You make a judgement call, based on the data you have. And I think if
you want override maintainer decision you need a decent justification,
better than "it is easy to backport" or "we do not know if someone might
use it".

> I don't think we can do any of that because we don't know who uses the
> kernel and what bugs they hit, or don't hit.

They should file bugs, report on mailing lists, and so on. If they hit
bugs and do not bother to report them anywhere, it is not our problem.
They need to be part of community.

> This is one of the reasons
> we ask everyone to pick everything, if they don't use whatever code we
> changed they won't be affected at all.

Or there is unexpected behavior change and they are affected. What do
you do if users of atakbd adjusted their userspace for the broken kernel
map? From my POV it is OK-ish to change in new kernel release, but
not in a middle of "stable" series.

> As a trivial example: we run a few kernels with custom configs in
> Microsoft. Can you tell which drivers we use and how many machines use
> them? Us not showing up in git log doesn't mean we don't use something,
> it just means that the stable process works for us.

I can tell you that you are not using atakbd ;)

Look, if we are talking about Microsoft, what are criteria for changes
that are going into "patch tuesday" releases? Is it any random junk that
might land on top of the development tree? Or is it just a bit more
disciplined?
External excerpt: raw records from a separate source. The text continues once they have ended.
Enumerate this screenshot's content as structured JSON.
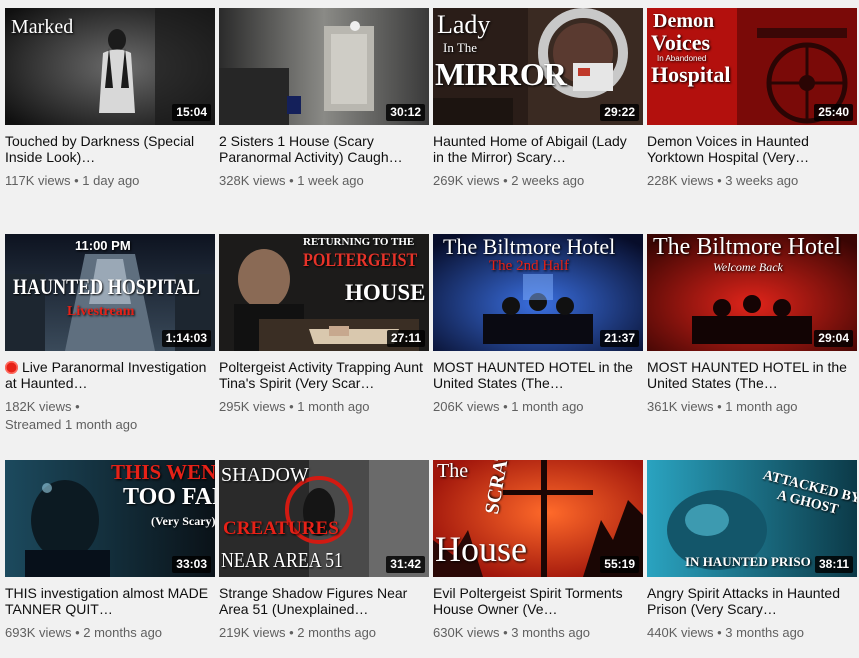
{
  "videos": [
    {
      "title": "Touched by Darkness (Special Inside Look)…",
      "views": "117K views",
      "age": "1 day ago",
      "duration": "15:04",
      "overlay": [
        "Marked"
      ]
    },
    {
      "title": "2 Sisters 1 House (Scary Paranormal Activity) Caugh…",
      "views": "328K views",
      "age": "1 week ago",
      "duration": "30:12",
      "overlay": []
    },
    {
      "title": "Haunted Home of Abigail (Lady in the Mirror) Scary…",
      "views": "269K views",
      "age": "2 weeks ago",
      "duration": "29:22",
      "overlay": [
        "Lady",
        "In The",
        "MIRROR"
      ]
    },
    {
      "title": "Demon Voices in Haunted Yorktown Hospital (Very…",
      "views": "228K views",
      "age": "3 weeks ago",
      "duration": "25:40",
      "overlay": [
        "Demon",
        "Voices",
        "In Abandoned",
        "Hospital"
      ]
    },
    {
      "title": "Live Paranormal Investigation at Haunted…",
      "views": "182K views",
      "age": "Streamed 1 month ago",
      "duration": "1:14:03",
      "live": true,
      "overlay": [
        "11:00 PM",
        "HAUNTED HOSPITAL",
        "Livestream"
      ]
    },
    {
      "title": "Poltergeist Activity Trapping Aunt Tina's Spirit (Very Scar…",
      "views": "295K views",
      "age": "1 month ago",
      "duration": "27:11",
      "overlay": [
        "RETURNING TO THE",
        "POLTERGEIST",
        "HOUSE"
      ]
    },
    {
      "title": "MOST HAUNTED HOTEL in the United States (The…",
      "views": "206K views",
      "age": "1 month ago",
      "duration": "21:37",
      "overlay": [
        "The Biltmore Hotel",
        "The 2nd Half"
      ]
    },
    {
      "title": "MOST HAUNTED HOTEL in the United States (The…",
      "views": "361K views",
      "age": "1 month ago",
      "duration": "29:04",
      "overlay": [
        "The Biltmore Hotel",
        "Welcome Back"
      ]
    },
    {
      "title": "THIS investigation almost MADE TANNER QUIT…",
      "views": "693K views",
      "age": "2 months ago",
      "duration": "33:03",
      "overlay": [
        "THIS WENT",
        "TOO FAR",
        "(Very Scary)"
      ]
    },
    {
      "title": "Strange Shadow Figures Near Area 51 (Unexplained…",
      "views": "219K views",
      "age": "2 months ago",
      "duration": "31:42",
      "overlay": [
        "SHADOW",
        "CREATURES",
        "NEAR AREA 51"
      ]
    },
    {
      "title": "Evil Poltergeist Spirit Torments House Owner (Ve…",
      "views": "630K views",
      "age": "3 months ago",
      "duration": "55:19",
      "overlay": [
        "The",
        "SCRATCH",
        "House"
      ]
    },
    {
      "title": "Angry Spirit Attacks in Haunted Prison (Very Scary…",
      "views": "440K views",
      "age": "3 months ago",
      "duration": "38:11",
      "overlay": [
        "ATTACKED BY",
        "A GHOST",
        "IN HAUNTED PRISO"
      ]
    }
  ],
  "separator": " • ",
  "colors": {
    "live": "#e62117",
    "meta": "#606060",
    "background": "#f1f1f1"
  }
}
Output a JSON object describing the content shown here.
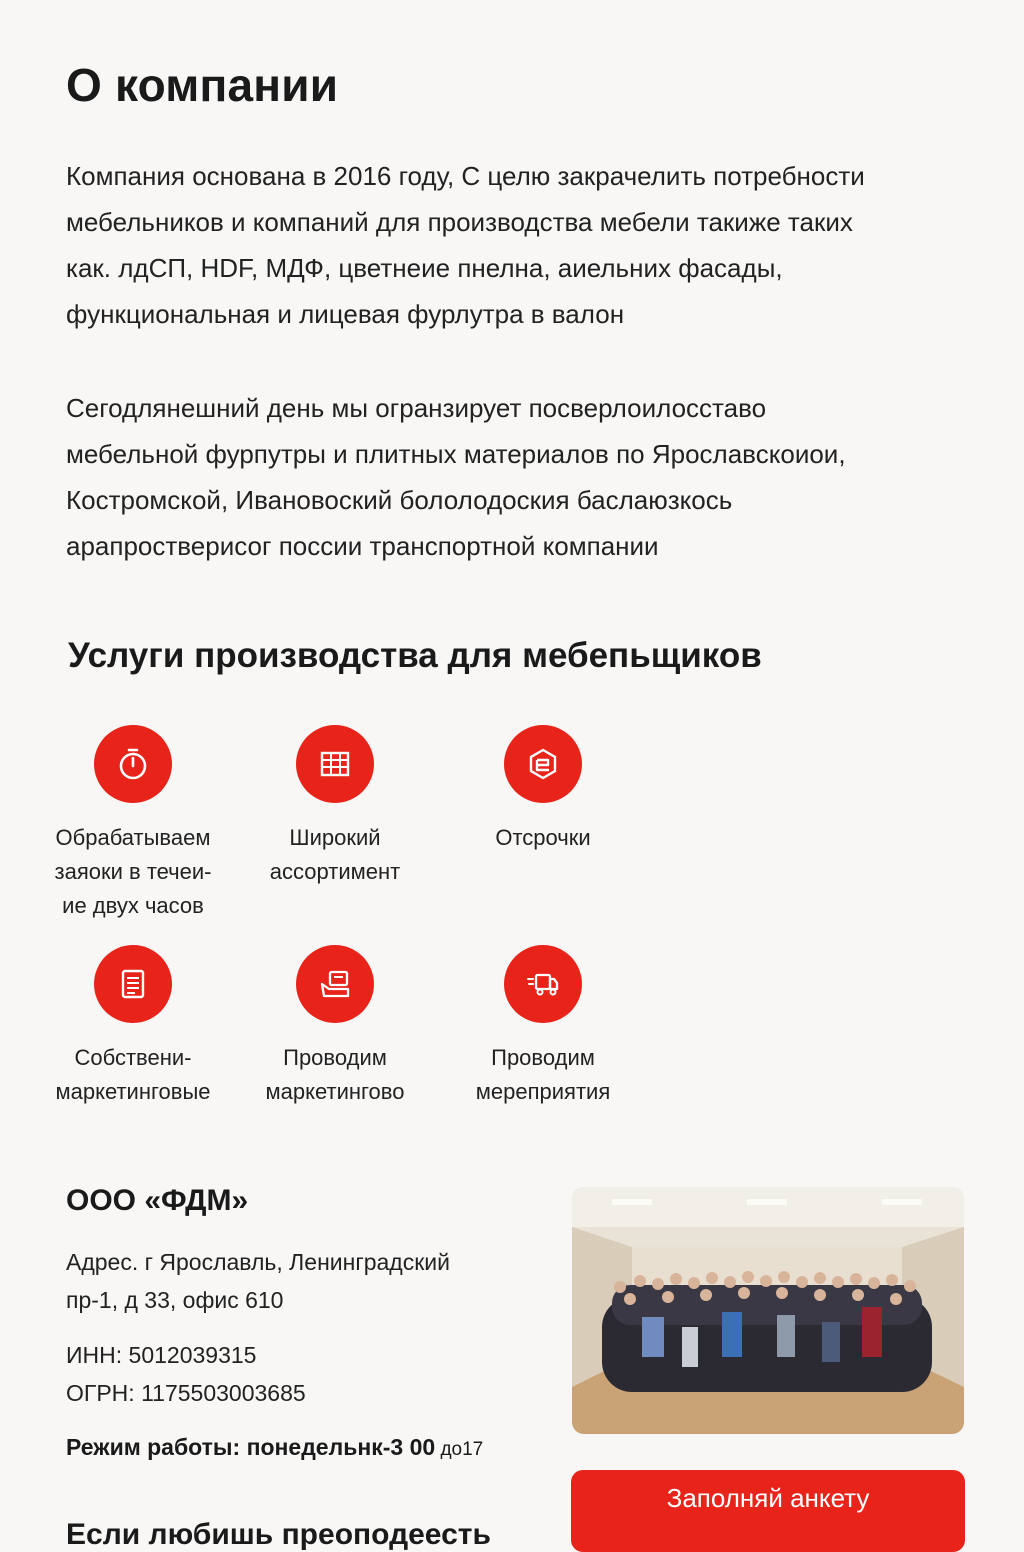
{
  "about": {
    "title": "О компании",
    "paragraph1": [
      "Компания основана в 2016 году, С целю закрачелить потребности",
      "мебельников и компаний для производства мебели такиже таких",
      "как. лдСП, HDF, МДФ, цветнеие пнелна, аиельних фасады,",
      "функциональная и лицевая фурлутра в валон"
    ],
    "paragraph2": [
      "Сегодлянешний день мы огранзирует  посверлоилосставо",
      "мебельной фурпутры и плитных материалов по Ярославскоиои,",
      "Костромской, Ивановоский  бололодоския  баслаюзкось",
      "арапростверисог поссии транспортной компании"
    ]
  },
  "services": {
    "title": "Услуги производства для мебепьщиков",
    "items": [
      {
        "icon": "timer-icon",
        "lines": [
          "Обрабатываем",
          "заяоки в течеи-",
          "ие двух часов"
        ]
      },
      {
        "icon": "grid-table-icon",
        "lines": [
          "Широкий",
          "ассортимент"
        ]
      },
      {
        "icon": "payment-delay-icon",
        "lines": [
          "Отсрочки"
        ]
      },
      {
        "icon": "document-icon",
        "lines": [
          "Собствени-",
          "маркетинговые"
        ]
      },
      {
        "icon": "marketing-icon",
        "lines": [
          "Проводим",
          "маркетингово"
        ]
      },
      {
        "icon": "delivery-truck-icon",
        "lines": [
          "Проводим",
          "мереприятия"
        ]
      }
    ]
  },
  "company": {
    "name": "ООО «ФДМ»",
    "address_lines": [
      "Адрес. г Ярославль, Ленинградский",
      "пр-1, д  33, офис 610"
    ],
    "inn": "ИНН: 5012039315",
    "ogrn": "ОГРН: 1175503003685",
    "hours_main": "Режим работы: понедельнк-3 00",
    "hours_small": " до17",
    "next_heading": "Если любишь преоподеесть"
  },
  "cta": {
    "label": "Заполняй анкету"
  },
  "colors": {
    "accent": "#e8231a",
    "background": "#f8f7f5",
    "text": "#1c1c1c"
  }
}
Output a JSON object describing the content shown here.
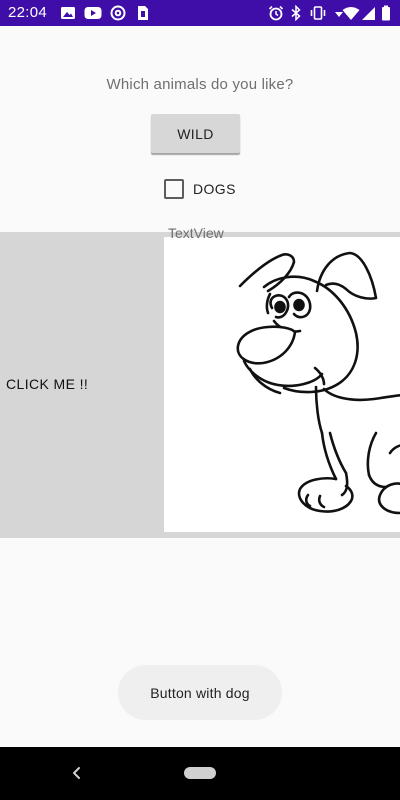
{
  "status_bar": {
    "time": "22:04",
    "background_color": "#3f0ea8",
    "left_icons": [
      "photo-icon",
      "youtube-icon",
      "at-sign-icon",
      "sim-icon"
    ],
    "right_icons": [
      "alarm-icon",
      "bluetooth-icon",
      "vibrate-icon",
      "wifi-signal-icon",
      "wifi-icon",
      "cell-signal-icon",
      "battery-icon"
    ]
  },
  "main": {
    "question": "Which animals do you like?",
    "wild_button_label": "WILD",
    "checkbox": {
      "label": "DOGS",
      "checked": false
    },
    "textview_label": "TextView",
    "click_me_label": "CLICK ME !!",
    "dog_image_icon": "dog-cartoon-image",
    "dog_button_label": "Button with dog"
  },
  "nav_bar": {
    "back_icon": "back-chevron-icon",
    "home_icon": "home-pill-icon"
  }
}
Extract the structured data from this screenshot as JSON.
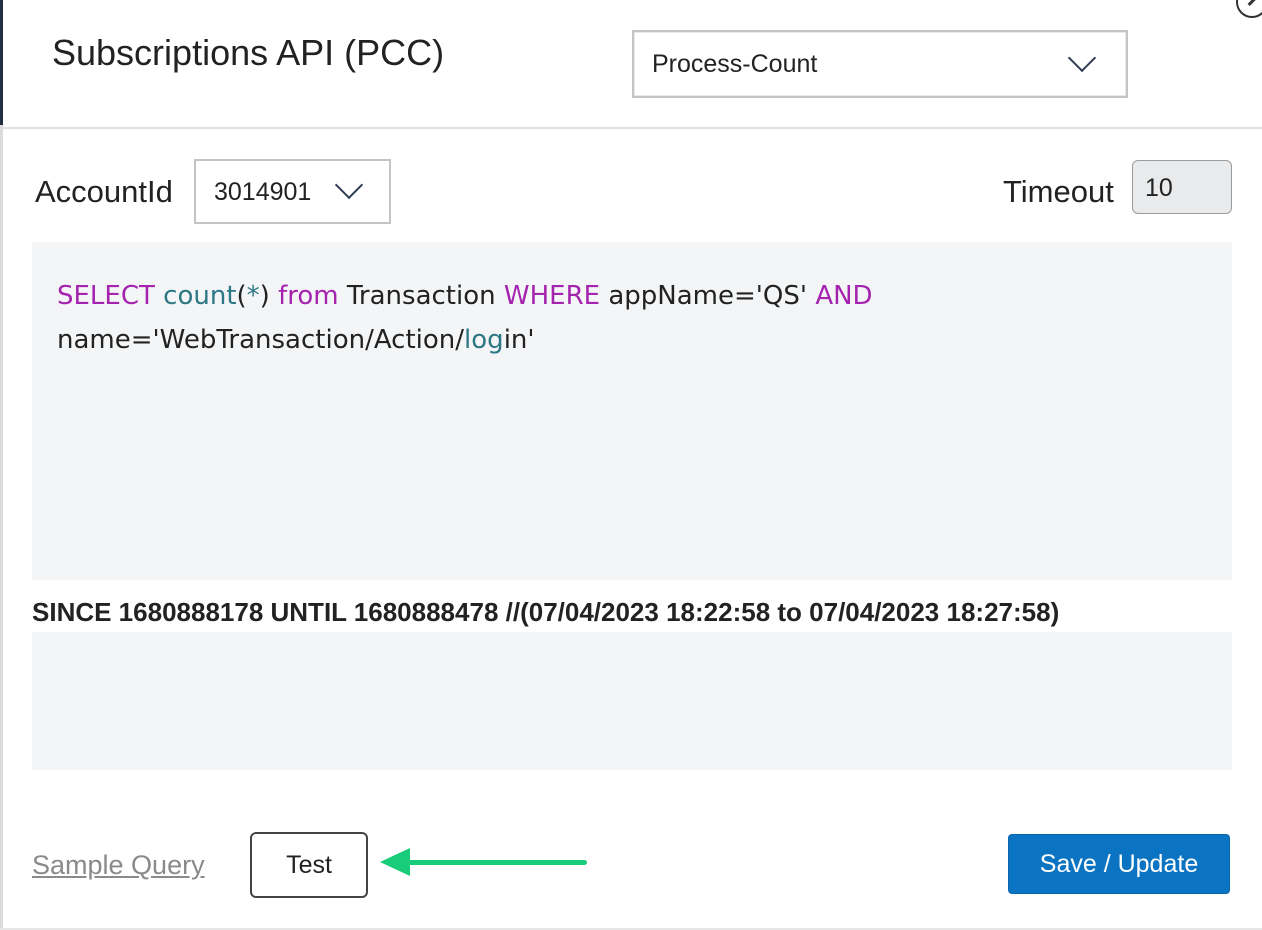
{
  "header": {
    "title": "Subscriptions API (PCC)",
    "process_select": {
      "value": "Process-Count"
    }
  },
  "form": {
    "account_label": "AccountId",
    "account_value": "3014901",
    "timeout_label": "Timeout",
    "timeout_value": "10"
  },
  "query": {
    "line1": [
      {
        "text": "SELECT",
        "kind": "keyword"
      },
      {
        "text": " ",
        "kind": "plain"
      },
      {
        "text": "count",
        "kind": "function"
      },
      {
        "text": "(",
        "kind": "plain"
      },
      {
        "text": "*",
        "kind": "function"
      },
      {
        "text": ") ",
        "kind": "plain"
      },
      {
        "text": "from",
        "kind": "keyword"
      },
      {
        "text": " Transaction ",
        "kind": "plain"
      },
      {
        "text": "WHERE",
        "kind": "keyword"
      },
      {
        "text": " appName='QS' ",
        "kind": "plain"
      },
      {
        "text": "AND",
        "kind": "keyword"
      }
    ],
    "line2": [
      {
        "text": "name='WebTransaction/Action/",
        "kind": "plain"
      },
      {
        "text": "log",
        "kind": "function"
      },
      {
        "text": "in'",
        "kind": "plain"
      }
    ]
  },
  "since_text": "SINCE 1680888178 UNTIL 1680888478 //(07/04/2023 18:22:58 to 07/04/2023 18:27:58)",
  "footer": {
    "sample_link": "Sample Query",
    "test_label": "Test",
    "save_label": "Save / Update"
  },
  "colors": {
    "keyword": "#a424b0",
    "function": "#2e7886",
    "primary_button": "#0b74c2",
    "annotation_arrow": "#19cc7a"
  },
  "icons": {
    "close": "close-icon",
    "dropdown": "chevron-down-icon",
    "annotation": "arrow-left-icon"
  }
}
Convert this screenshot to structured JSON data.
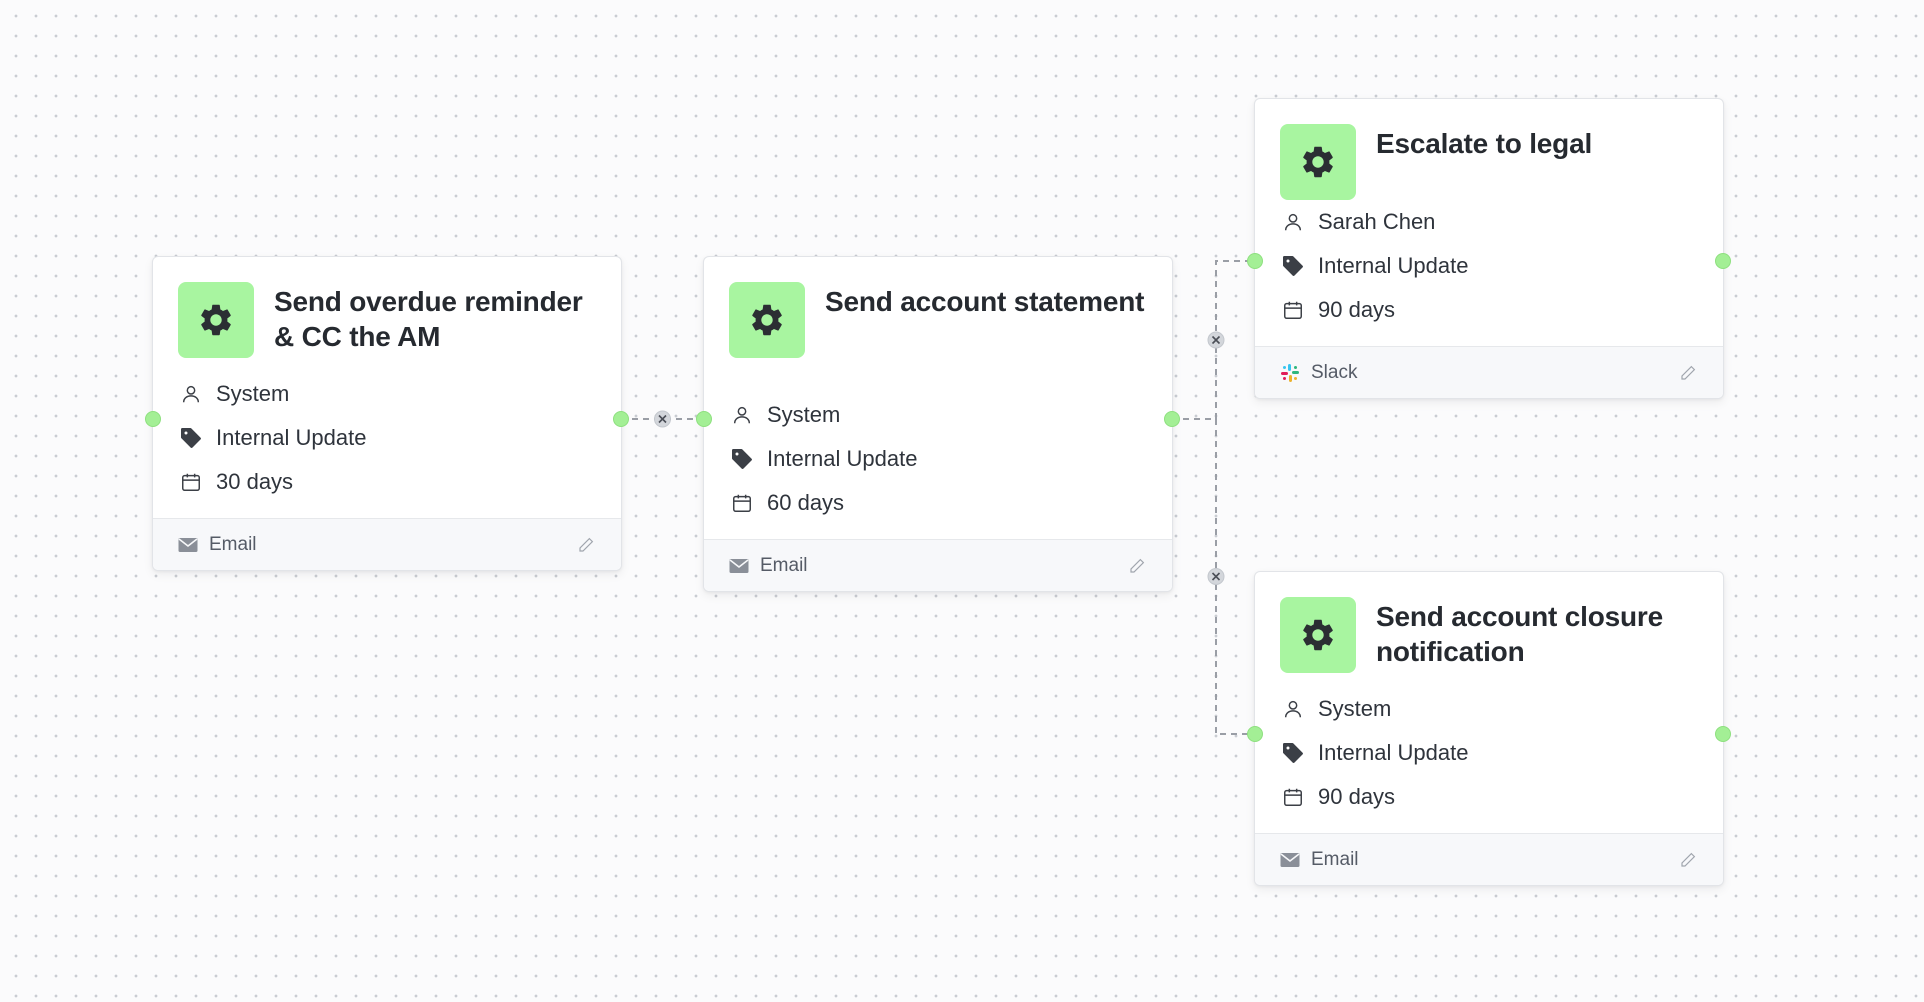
{
  "nodes": [
    {
      "id": "n1",
      "title": "Send overdue reminder & CC the AM",
      "assignee": "System",
      "tag": "Internal Update",
      "duration": "30 days",
      "channel": "Email",
      "channel_icon": "envelope-icon",
      "icon": "gear-icon"
    },
    {
      "id": "n2",
      "title": "Send account statement",
      "assignee": "System",
      "tag": "Internal Update",
      "duration": "60 days",
      "channel": "Email",
      "channel_icon": "envelope-icon",
      "icon": "gear-icon"
    },
    {
      "id": "n3",
      "title": "Escalate to legal",
      "assignee": "Sarah Chen",
      "tag": "Internal Update",
      "duration": "90 days",
      "channel": "Slack",
      "channel_icon": "slack-icon",
      "icon": "gear-icon"
    },
    {
      "id": "n4",
      "title": "Send account closure notification",
      "assignee": "System",
      "tag": "Internal Update",
      "duration": "90 days",
      "channel": "Email",
      "channel_icon": "envelope-icon",
      "icon": "gear-icon"
    }
  ],
  "edges": [
    {
      "from": "n1",
      "to": "n2",
      "style": "dashed",
      "delete_icon": "close-icon"
    },
    {
      "from": "n2",
      "to": "n3",
      "style": "dashed",
      "delete_icon": "close-icon"
    },
    {
      "from": "n2",
      "to": "n4",
      "style": "dashed",
      "delete_icon": "close-icon"
    }
  ],
  "colors": {
    "node_icon_bg": "#a8f5a0",
    "handle": "#a3ef95",
    "edge": "#9a9ea6",
    "canvas_dot": "#c9ccd2"
  }
}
Like Release managers looking at the incoming problem
report rates and make a judgement call as to whether pull the fix in or
wait for bigger maintenance release? In ChromeOS land it is the latter.